Two years on from when this photograph was taken, not one person's reputation remains intact.

TAGS:

Here they all are: the men whose smiles have now been wiped off their faces by United States investigators; co-conspirators all lined up together, shoulder to greedy shoulder, before the FIFA apocalypse.

This was the power picture which adorned the calendar produced by CONMEBOL, the South American football confederation, for 2014.

South America was about to see no fewer than six of its national teams take centre stage at the World Cup finals in Brazil. Only four would be missing. No wonder the members of the CONMEBOL executive committee in this picture all look so happy. Think of the publicity, think of television deals, think of all the commercial contracts, think of the sponsor spin-offs.

Think of the money.

Only two have not been indicted by the US. One is dead and the other, Uruguayan Sebastian Bauza, has already been forced to step down as local federation president by his own government.

One imagines that no-one was happier, back when this picture was taken, than Marco Polo Del Nero and Jose Maria Marin, in the front row: then the president-elect and president, respectively, of the Brazilian football confederation.

The CBF had been a target for virulent attack down all the years since before the notorious arch-finance-fixer Ricardo Teixeira fled to Miami; but his departure in early 2012 had changed nothing. The CBF had friends in Very High Political Places.

Anyway, Teixeira had put his place-men in position to secure his legacy and was still being paid a lucrative consultancy fee in grateful thanks for his years of service to his and his friends’ deep pockets.

With the Brazilian World Cup around the corner, Del Nero and Marin could afford to be generous with everyone else’s money. Among other tricks to impress they were planning the purchase of more than 60 luxury watches to hand out as extravagant largesse to the members of the FIFA executive committee and heads of the World Cup finalists’ delegations.

Little did they know that already the winds of change were blowing down from the north towards their house of cards. Unknown to all these calendar boys, up in New York Chuck Blazer had already started talking to the IRS and the FBI, spilling the beans.

The rest, is (recent) history.

This is how events have overtaken the men fronting up the CONMEBOL calendar:

Back row (from the left):

Rafael Esquivel (then president of the Venezuelan federation):

Arrested in Switzerland last May and appealing against the granting of an extradition application from the United States;

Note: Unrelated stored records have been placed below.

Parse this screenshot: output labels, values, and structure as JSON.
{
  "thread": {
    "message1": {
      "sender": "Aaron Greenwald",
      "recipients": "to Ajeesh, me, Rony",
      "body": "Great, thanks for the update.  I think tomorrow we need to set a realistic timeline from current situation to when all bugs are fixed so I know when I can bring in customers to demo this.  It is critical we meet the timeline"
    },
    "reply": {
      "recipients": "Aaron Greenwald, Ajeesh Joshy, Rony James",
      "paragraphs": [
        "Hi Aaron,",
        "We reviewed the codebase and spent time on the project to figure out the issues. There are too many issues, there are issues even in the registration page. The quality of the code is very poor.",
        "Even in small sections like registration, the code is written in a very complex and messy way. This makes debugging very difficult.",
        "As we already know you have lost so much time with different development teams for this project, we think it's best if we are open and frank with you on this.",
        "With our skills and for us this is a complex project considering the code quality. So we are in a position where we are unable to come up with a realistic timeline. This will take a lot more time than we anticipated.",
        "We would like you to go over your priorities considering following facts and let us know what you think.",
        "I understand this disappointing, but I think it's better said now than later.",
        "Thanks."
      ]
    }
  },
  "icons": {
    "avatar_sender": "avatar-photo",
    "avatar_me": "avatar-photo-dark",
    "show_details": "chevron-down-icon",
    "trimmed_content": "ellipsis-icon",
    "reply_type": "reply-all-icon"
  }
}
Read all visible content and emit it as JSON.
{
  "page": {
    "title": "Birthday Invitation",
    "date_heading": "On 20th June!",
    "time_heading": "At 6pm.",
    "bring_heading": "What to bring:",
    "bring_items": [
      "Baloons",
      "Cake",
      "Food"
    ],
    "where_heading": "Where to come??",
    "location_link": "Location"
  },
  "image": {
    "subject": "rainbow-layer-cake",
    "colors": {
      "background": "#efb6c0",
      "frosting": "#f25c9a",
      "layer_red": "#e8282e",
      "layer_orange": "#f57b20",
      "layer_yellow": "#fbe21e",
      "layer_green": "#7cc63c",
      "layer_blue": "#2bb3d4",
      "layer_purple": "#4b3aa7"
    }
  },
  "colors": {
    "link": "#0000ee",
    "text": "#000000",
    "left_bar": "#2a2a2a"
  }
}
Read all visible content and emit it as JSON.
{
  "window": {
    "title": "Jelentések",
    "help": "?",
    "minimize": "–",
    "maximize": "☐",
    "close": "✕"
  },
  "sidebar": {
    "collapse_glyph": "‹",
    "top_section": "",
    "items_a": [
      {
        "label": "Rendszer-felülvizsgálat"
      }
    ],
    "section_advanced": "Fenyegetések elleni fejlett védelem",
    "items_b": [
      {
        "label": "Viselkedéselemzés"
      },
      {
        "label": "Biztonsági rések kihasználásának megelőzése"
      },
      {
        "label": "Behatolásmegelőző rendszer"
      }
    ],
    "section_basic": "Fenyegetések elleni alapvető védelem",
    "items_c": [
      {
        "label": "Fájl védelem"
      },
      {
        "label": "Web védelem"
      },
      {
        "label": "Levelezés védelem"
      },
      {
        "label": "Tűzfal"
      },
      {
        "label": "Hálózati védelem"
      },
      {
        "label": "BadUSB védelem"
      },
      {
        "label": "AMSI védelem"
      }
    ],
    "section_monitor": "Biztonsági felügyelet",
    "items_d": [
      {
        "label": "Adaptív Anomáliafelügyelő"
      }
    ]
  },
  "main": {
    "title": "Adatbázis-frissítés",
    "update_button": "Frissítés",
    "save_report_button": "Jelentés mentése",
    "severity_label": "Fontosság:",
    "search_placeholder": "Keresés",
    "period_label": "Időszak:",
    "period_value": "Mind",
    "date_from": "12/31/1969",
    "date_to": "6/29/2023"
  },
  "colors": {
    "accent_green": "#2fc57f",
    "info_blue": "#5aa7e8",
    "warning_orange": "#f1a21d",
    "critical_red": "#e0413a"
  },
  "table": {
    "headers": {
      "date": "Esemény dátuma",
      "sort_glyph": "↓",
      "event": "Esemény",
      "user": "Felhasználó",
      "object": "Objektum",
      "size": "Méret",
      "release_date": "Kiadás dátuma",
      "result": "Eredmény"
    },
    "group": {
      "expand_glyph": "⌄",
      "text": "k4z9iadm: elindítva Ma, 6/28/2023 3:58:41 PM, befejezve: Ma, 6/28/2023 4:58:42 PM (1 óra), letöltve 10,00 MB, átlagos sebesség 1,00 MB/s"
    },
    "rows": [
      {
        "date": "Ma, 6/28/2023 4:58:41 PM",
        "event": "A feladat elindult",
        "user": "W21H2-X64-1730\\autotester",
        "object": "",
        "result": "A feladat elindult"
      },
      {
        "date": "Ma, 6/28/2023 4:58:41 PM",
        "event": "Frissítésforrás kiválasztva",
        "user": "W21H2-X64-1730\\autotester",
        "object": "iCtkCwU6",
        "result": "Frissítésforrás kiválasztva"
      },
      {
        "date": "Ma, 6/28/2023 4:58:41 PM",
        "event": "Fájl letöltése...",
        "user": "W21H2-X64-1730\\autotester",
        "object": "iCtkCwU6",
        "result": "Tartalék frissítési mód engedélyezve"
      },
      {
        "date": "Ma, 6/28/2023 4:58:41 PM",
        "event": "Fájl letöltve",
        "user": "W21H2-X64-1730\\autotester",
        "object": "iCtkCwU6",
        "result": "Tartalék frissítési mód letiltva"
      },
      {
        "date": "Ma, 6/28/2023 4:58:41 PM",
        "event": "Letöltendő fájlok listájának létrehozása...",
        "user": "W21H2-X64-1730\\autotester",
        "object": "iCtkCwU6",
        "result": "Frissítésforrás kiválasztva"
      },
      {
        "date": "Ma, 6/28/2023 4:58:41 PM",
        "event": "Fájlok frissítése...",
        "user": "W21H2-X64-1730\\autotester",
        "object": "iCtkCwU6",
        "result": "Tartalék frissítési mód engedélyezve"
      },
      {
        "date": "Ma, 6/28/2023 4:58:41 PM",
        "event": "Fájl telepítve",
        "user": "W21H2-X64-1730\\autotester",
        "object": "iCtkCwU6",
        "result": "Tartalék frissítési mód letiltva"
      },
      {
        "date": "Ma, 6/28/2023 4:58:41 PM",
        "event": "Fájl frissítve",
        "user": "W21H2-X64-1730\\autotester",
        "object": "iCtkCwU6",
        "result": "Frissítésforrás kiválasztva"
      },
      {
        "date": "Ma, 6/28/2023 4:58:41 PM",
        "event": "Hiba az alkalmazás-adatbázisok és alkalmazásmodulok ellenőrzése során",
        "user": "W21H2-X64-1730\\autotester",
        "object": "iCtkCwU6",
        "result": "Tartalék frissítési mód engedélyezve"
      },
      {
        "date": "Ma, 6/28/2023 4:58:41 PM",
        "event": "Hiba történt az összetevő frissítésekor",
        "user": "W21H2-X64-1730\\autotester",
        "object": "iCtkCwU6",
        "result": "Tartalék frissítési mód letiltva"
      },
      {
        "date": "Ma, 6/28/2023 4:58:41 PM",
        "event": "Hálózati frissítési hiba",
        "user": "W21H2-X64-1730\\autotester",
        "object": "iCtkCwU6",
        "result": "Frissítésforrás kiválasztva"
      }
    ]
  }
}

Sebastian Bauza (then Uruguayan federation president):

Forced to resign as AUF president by the government after being summoned by a Montevideo court to make a witness statement; has denied wrongdoing and is the only man (alive) in the picture not indicted by the US DoJ;

Manuel Burga (then Peruvian federation president):

Arrested in Lima on Friday on a FIFAGate corruption indictment from the US DoJ;

Carlos Chavez (then outgoing federation president in Bolivia as well as CONMEBOL treasurer):

Indicted last week by the US while having already been detained in Bolivia on charges of misconduct in office;

Jose Luis Meiszner (CONMEBOL secretary-general):

Indicted last week by the US, interviewed by police in Argentina and appealing for the right to house arrest;

Juan Angel Napout (then Paraguayan federation president and later CONMEBOL president):

‘Lifted’ by Swiss police last Thursday at the Baur au Lac hotel in Zurich on a US extradition warrant;

Seated (from the left):

Luis Bedoya (then Colombia federation president, CONMEBOL vice-president and FIFA exco member):

Pleaded guilty to racketeering conspiracy and wire fraud conspiracy; has agreed to forfeit all money deposited in his Swiss bank account

Luis Chiriboga (then federation president in Ecuador):

Currently detained under house arrest in Ecuador after being named in the latest US indictment;

Julio Grondona (then federation president in Argentina and first vice-president and finance committee chairman of FIFA):

Long suspected of illicit financial manoeuvring but never charged and died in July 2014 shortly after returning home after the World Cup;

Eugenio Figueredo (Uruguayan, then president of CONMEBOL and a vice-president of FIFA):

Arrested in Switzerland last May 27 and appealing against the granting of an extradition application from the United States;

Marco Polo Del Nero (then CONMEBOL delegate on the FIFA executive committee):

Indicted last week by the US, had already been removed by CONMEBOL from the FIFA exco and has now stood down ‘temporarily’ from the presidency of the CBF;

Jose Maria Marin (then CBD president and head of the local organising committee of the 2014 FIFA World Cup):

Hauled out of bed by Swiss police last May at the Baur au Lac hotel in Zurich on a US extradition warrant and seeking bail and house arrest in New York;

Sergio Jadue (then federation president in Chile):

Has pleaded guilty in the US to racketeering, conspiracy and wire fraud conspiracy.

So who is next? And . . . on which calendar will we find the picture?

Follow Keir on Twitter